Task details =>
If a line in the following entries contains the string "true", it counts toward the total; report only that total.
Source records START
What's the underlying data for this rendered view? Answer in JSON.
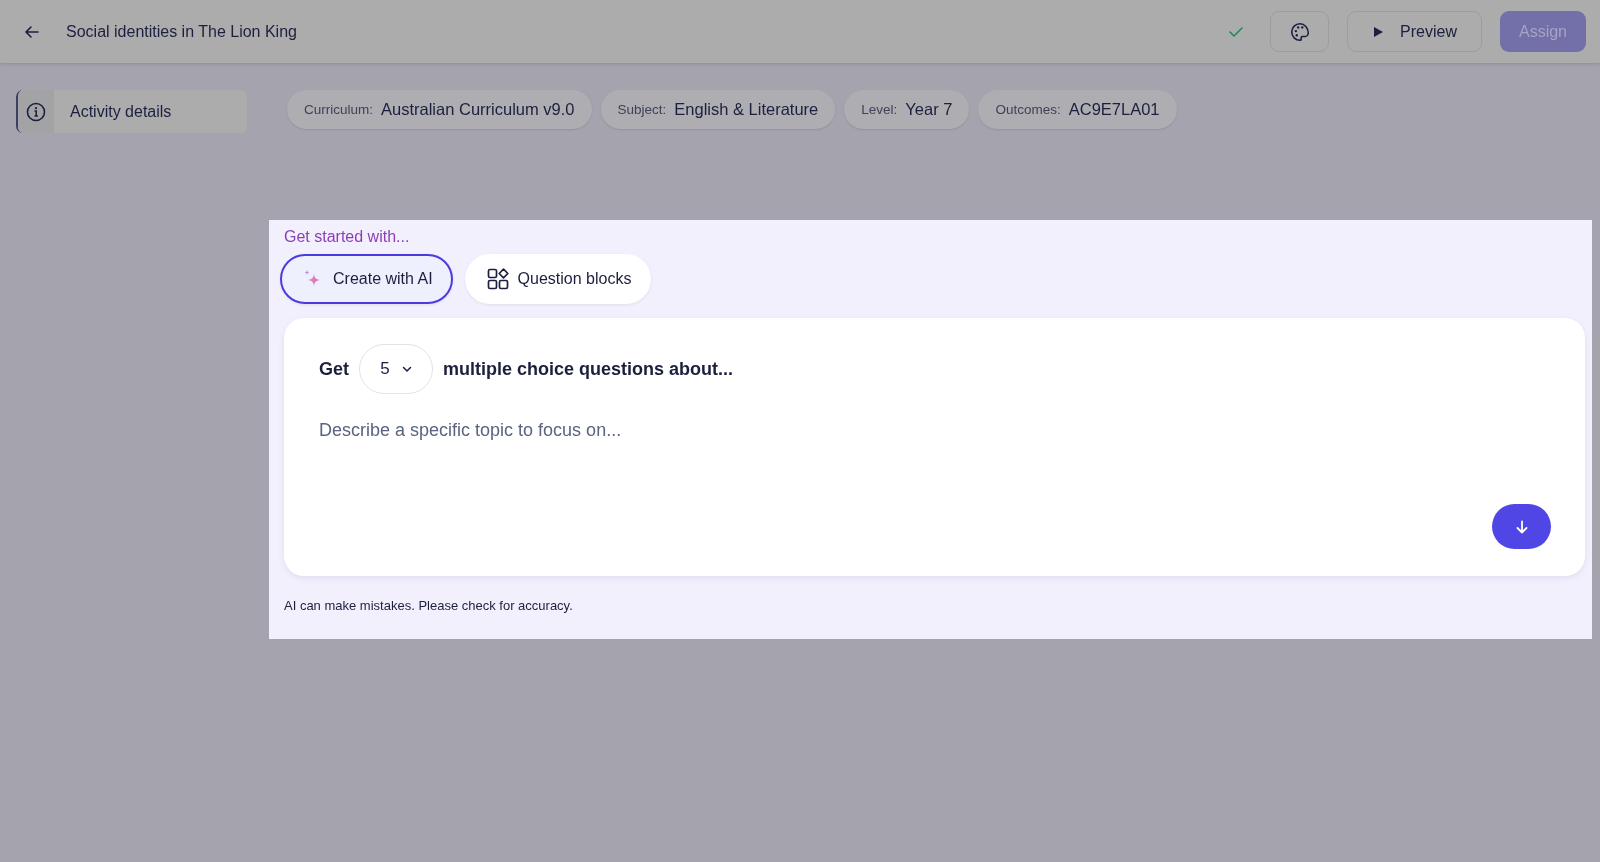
{
  "header": {
    "title": "Social identities in The Lion King",
    "saved": true,
    "preview_label": "Preview",
    "assign_label": "Assign",
    "assign_disabled": true
  },
  "sidebar": {
    "items": [
      {
        "label": "Activity details",
        "selected": true
      }
    ]
  },
  "tags": [
    {
      "label": "Curriculum:",
      "value": "Australian Curriculum v9.0"
    },
    {
      "label": "Subject:",
      "value": "English & Literature"
    },
    {
      "label": "Level:",
      "value": "Year 7"
    },
    {
      "label": "Outcomes:",
      "value": "AC9E7LA01"
    }
  ],
  "panel": {
    "heading": "Get started with...",
    "tabs": [
      {
        "label": "Create with AI",
        "kind": "ai",
        "selected": true
      },
      {
        "label": "Question blocks",
        "kind": "blocks",
        "selected": false
      }
    ],
    "prompt": {
      "prefix": "Get",
      "count": "5",
      "suffix": "multiple choice questions about...",
      "placeholder": "Describe a specific topic to focus on..."
    },
    "disclaimer": "AI can make mistakes. Please check for accuracy."
  }
}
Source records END
Answer for this exercise =>
4